[Opening Entries provided section]

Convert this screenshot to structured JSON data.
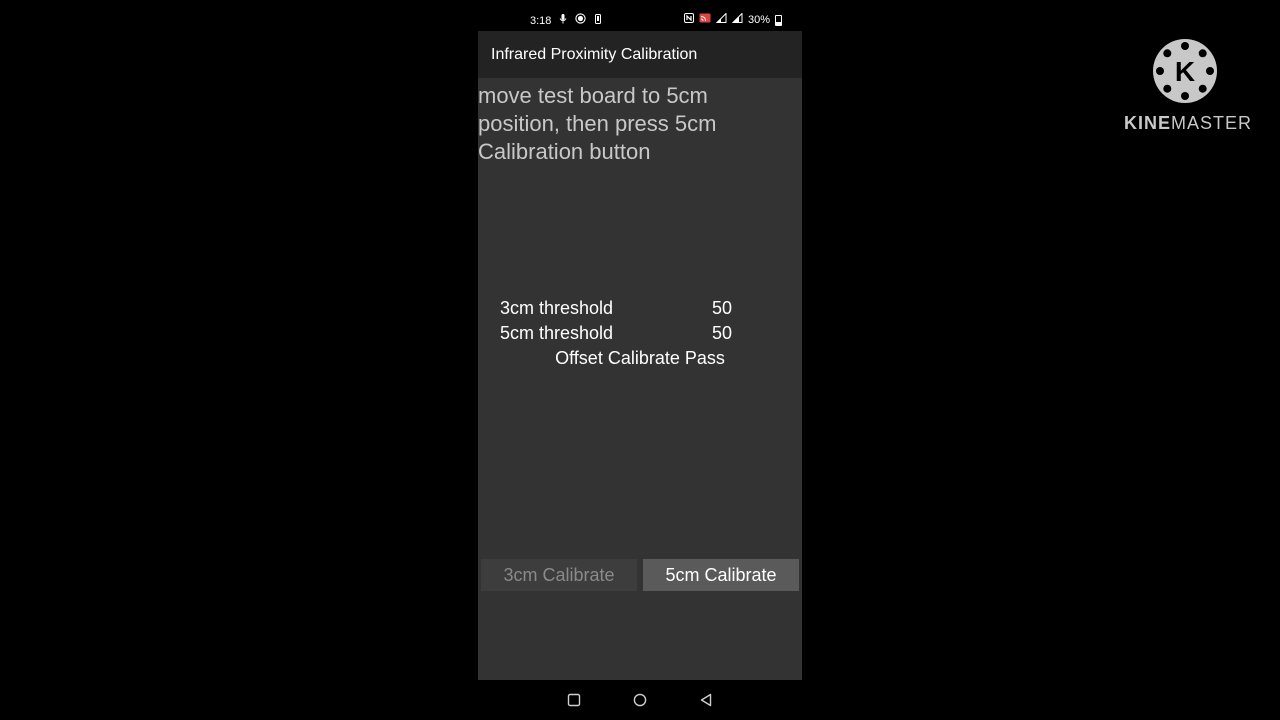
{
  "status_bar": {
    "time": "3:18",
    "battery": "30%",
    "icons_left": [
      "mic-icon",
      "record-icon",
      "phone-vibrate-icon"
    ],
    "icons_right": [
      "nfc-icon",
      "cast-icon",
      "signal-1-icon",
      "signal-2-icon",
      "battery-icon"
    ]
  },
  "app_bar": {
    "title": "Infrared Proximity Calibration"
  },
  "main": {
    "instruction": "move test board to 5cm position, then press 5cm Calibration button",
    "thresholds": [
      {
        "label": "3cm threshold",
        "value": "50"
      },
      {
        "label": "5cm threshold",
        "value": "50"
      }
    ],
    "result": "Offset Calibrate Pass",
    "buttons": {
      "calibrate_3cm": "3cm Calibrate",
      "calibrate_5cm": "5cm Calibrate"
    }
  },
  "watermark": {
    "logo_letter": "K",
    "brand_part1": "KINE",
    "brand_part2": "MASTER"
  },
  "colors": {
    "background": "#000000",
    "screen": "#333333",
    "app_bar": "#232323",
    "button_disabled": "#3d3d3d",
    "button_enabled": "#5a5a5a"
  }
}
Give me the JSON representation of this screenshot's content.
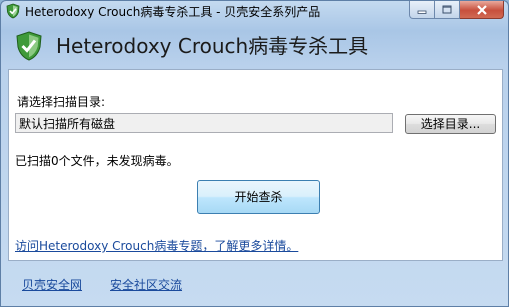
{
  "window": {
    "title": "Heterodoxy Crouch病毒专杀工具 - 贝壳安全系列产品",
    "icon": "shield-icon",
    "caption_buttons": [
      "minimize-icon",
      "maximize-icon",
      "close-icon"
    ]
  },
  "banner": {
    "title": "Heterodoxy Crouch病毒专杀工具",
    "logo": "shield-logo-icon"
  },
  "scan": {
    "directory_label": "请选择扫描目录:",
    "directory_value": "默认扫描所有磁盘",
    "browse_button": "选择目录...",
    "status": "已扫描0个文件，未发现病毒。",
    "start_button": "开始查杀",
    "topic_link": "访问Heterodoxy Crouch病毒专题，了解更多详情。"
  },
  "footer": {
    "links": [
      "贝壳安全网",
      "安全社区交流"
    ]
  },
  "colors": {
    "accent_green": "#3f9a3a",
    "link_blue": "#1a4a9c",
    "close_red": "#c7503d"
  }
}
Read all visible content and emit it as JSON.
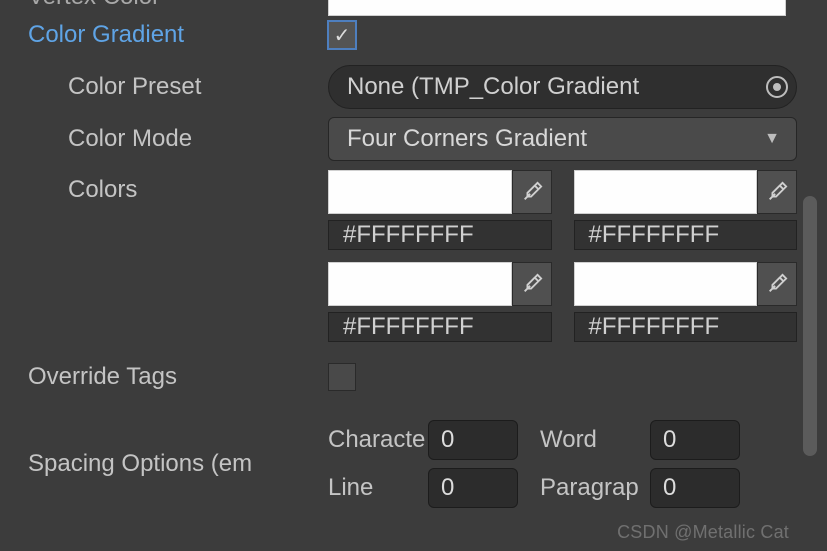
{
  "top_cut_label": "Vertex Color",
  "gradient": {
    "label": "Color Gradient",
    "checked": true
  },
  "preset": {
    "label": "Color Preset",
    "value": "None (TMP_Color Gradient"
  },
  "mode": {
    "label": "Color Mode",
    "value": "Four Corners Gradient"
  },
  "colors": {
    "label": "Colors",
    "hex": [
      "#FFFFFFFF",
      "#FFFFFFFF",
      "#FFFFFFFF",
      "#FFFFFFFF"
    ]
  },
  "override": {
    "label": "Override Tags",
    "checked": false
  },
  "spacing": {
    "label": "Spacing Options (em",
    "char_label": "Characte",
    "char_value": "0",
    "word_label": "Word",
    "word_value": "0",
    "line_label": "Line",
    "line_value": "0",
    "para_label": "Paragrap",
    "para_value": "0"
  },
  "watermark": "CSDN @Metallic Cat"
}
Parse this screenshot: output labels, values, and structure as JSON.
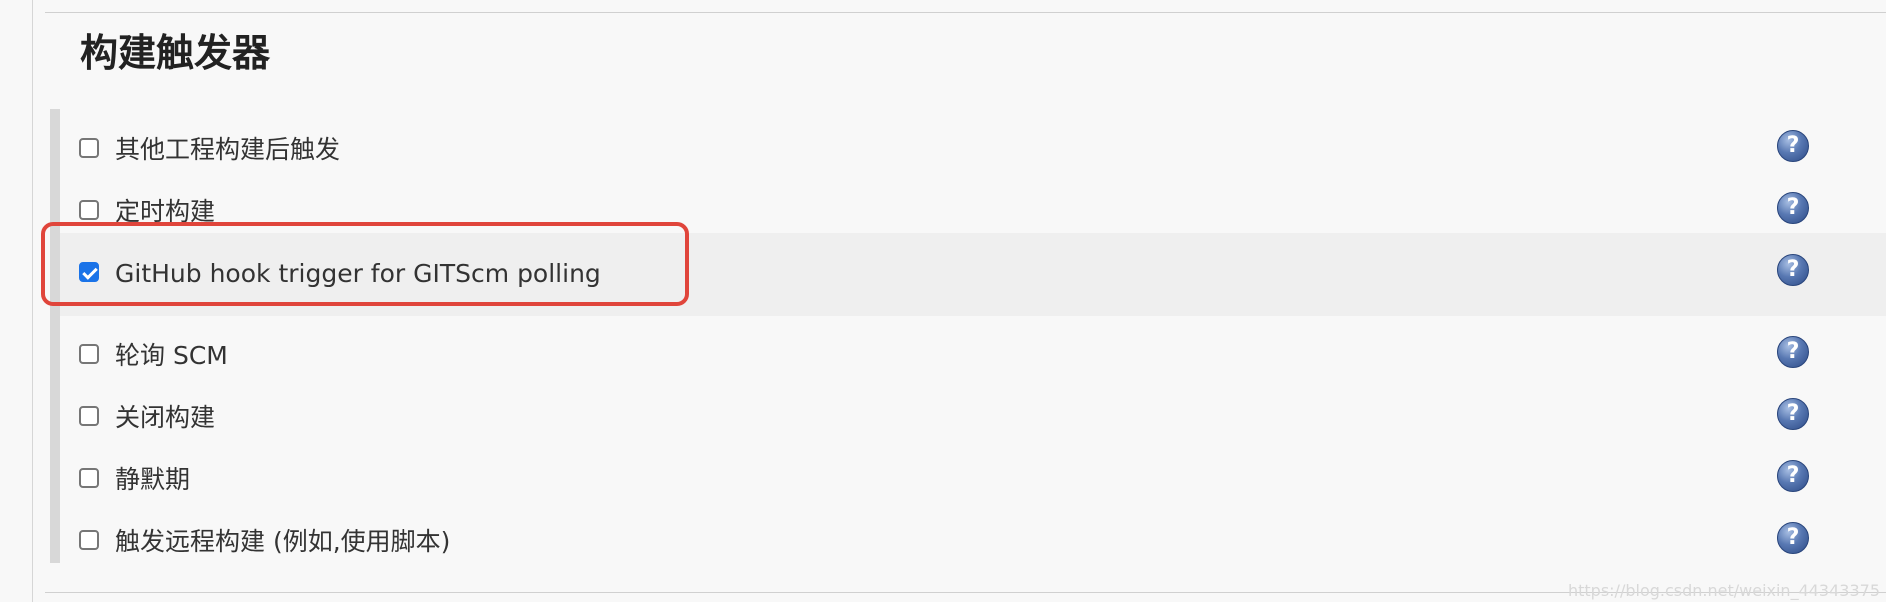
{
  "section": {
    "title": "构建触发器"
  },
  "options": [
    {
      "label": "其他工程构建后触发",
      "checked": false,
      "help_icon": "help-icon"
    },
    {
      "label": "定时构建",
      "checked": false,
      "help_icon": "help-icon"
    },
    {
      "label": "GitHub hook trigger for GITScm polling",
      "checked": true,
      "help_icon": "help-icon"
    },
    {
      "label": "轮询 SCM",
      "checked": false,
      "help_icon": "help-icon"
    },
    {
      "label": "关闭构建",
      "checked": false,
      "help_icon": "help-icon"
    },
    {
      "label": "静默期",
      "checked": false,
      "help_icon": "help-icon"
    },
    {
      "label": "触发远程构建 (例如,使用脚本)",
      "checked": false,
      "help_icon": "help-icon"
    }
  ],
  "colors": {
    "checkbox_checked": "#1a73e8",
    "callout_border": "#e0453b",
    "help_icon": "#4f6fae"
  },
  "watermark": "https://blog.csdn.net/weixin_44343375"
}
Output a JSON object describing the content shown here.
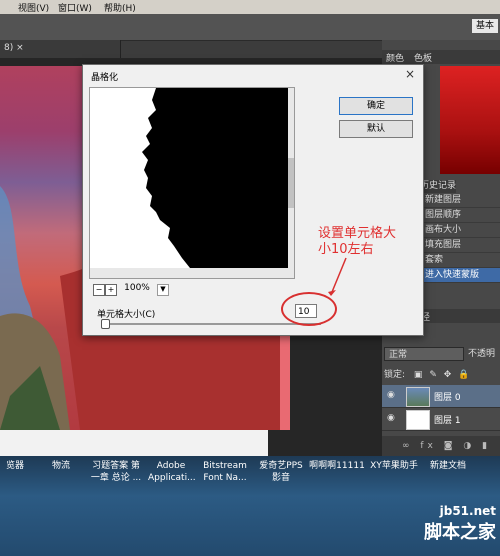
{
  "menu": {
    "items": [
      "视图(V)",
      "窗口(W)",
      "帮助(H)"
    ]
  },
  "options_bar": {
    "workspace": "基本"
  },
  "document_tab": {
    "label": "8) ×"
  },
  "color_panel": {
    "tabs": [
      "颜色",
      "色板"
    ]
  },
  "history_panel": {
    "tab": "历史记录",
    "items": [
      "新建图层",
      "图层顺序",
      "画布大小",
      "填充图层",
      "套索",
      "进入快速蒙版"
    ]
  },
  "layers_panel": {
    "tabs": [
      "通道",
      "路径"
    ],
    "blend_mode": "正常",
    "opacity_label": "不透明",
    "lock_label": "锁定:",
    "layers": [
      {
        "name": "图层 0"
      },
      {
        "name": "图层 1"
      }
    ],
    "bottom_icons": "fx"
  },
  "dialog": {
    "title": "晶格化",
    "ok": "确定",
    "default": "默认",
    "zoom": "100%",
    "zoom_out": "−",
    "zoom_in": "+",
    "cell_size_label": "单元格大小(C)",
    "cell_size_value": "10",
    "close": "×"
  },
  "annotation": {
    "text": "设置单元格大小10左右"
  },
  "taskbar": {
    "items": [
      "览器",
      "物流",
      "习题答案 第一章 总论 ...",
      "Adobe Applicati...",
      "Bitstream Font Na...",
      "爱奇艺PPS 影音",
      "啊啊啊11111",
      "XY苹果助手",
      "新建文档"
    ]
  },
  "watermark": {
    "url": "jb51.net",
    "brand": "脚本之家"
  },
  "colors": {
    "accent_red": "#e03030",
    "selected": "#3e6aa6"
  }
}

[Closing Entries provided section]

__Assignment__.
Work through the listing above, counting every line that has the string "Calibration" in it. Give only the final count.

__Your response__.
2